Dataset entries:
______________________________
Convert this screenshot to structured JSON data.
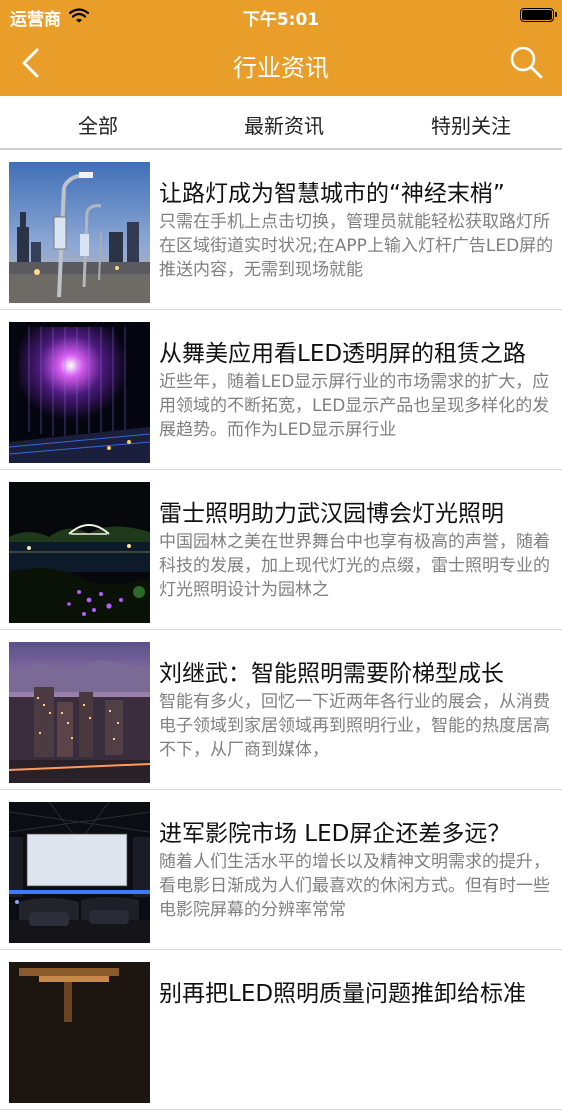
{
  "status_bar": {
    "carrier": "运营商",
    "time": "下午5:01"
  },
  "nav": {
    "title": "行业资讯"
  },
  "tabs": [
    {
      "label": "全部"
    },
    {
      "label": "最新资讯"
    },
    {
      "label": "特别关注"
    }
  ],
  "articles": [
    {
      "title": "让路灯成为智慧城市的“神经末梢”",
      "summary": "只需在手机上点击切换，管理员就能轻松获取路灯所在区域街道实时状况;在APP上输入灯杆广告LED屏的推送内容，无需到现场就能"
    },
    {
      "title": "从舞美应用看LED透明屏的租赁之路",
      "summary": "近些年，随着LED显示屏行业的市场需求的扩大，应用领域的不断拓宽，LED显示产品也呈现多样化的发展趋势。而作为LED显示屏行业"
    },
    {
      "title": "雷士照明助力武汉园博会灯光照明",
      "summary": "中国园林之美在世界舞台中也享有极高的声誉，随着科技的发展，加上现代灯光的点缀，雷士照明专业的灯光照明设计为园林之"
    },
    {
      "title": "刘继武：智能照明需要阶梯型成长",
      "summary": "智能有多火，回忆一下近两年各行业的展会，从消费电子领域到家居领域再到照明行业，智能的热度居高不下，从厂商到媒体，"
    },
    {
      "title": "进军影院市场 LED屏企还差多远？",
      "summary": "随着人们生活水平的增长以及精神文明需求的提升，看电影日渐成为人们最喜欢的休闲方式。但有时一些电影院屏幕的分辨率常常"
    },
    {
      "title": "别再把LED照明质量问题推卸给标准",
      "summary": ""
    }
  ]
}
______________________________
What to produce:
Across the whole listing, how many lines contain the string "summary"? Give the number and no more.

Written response:
6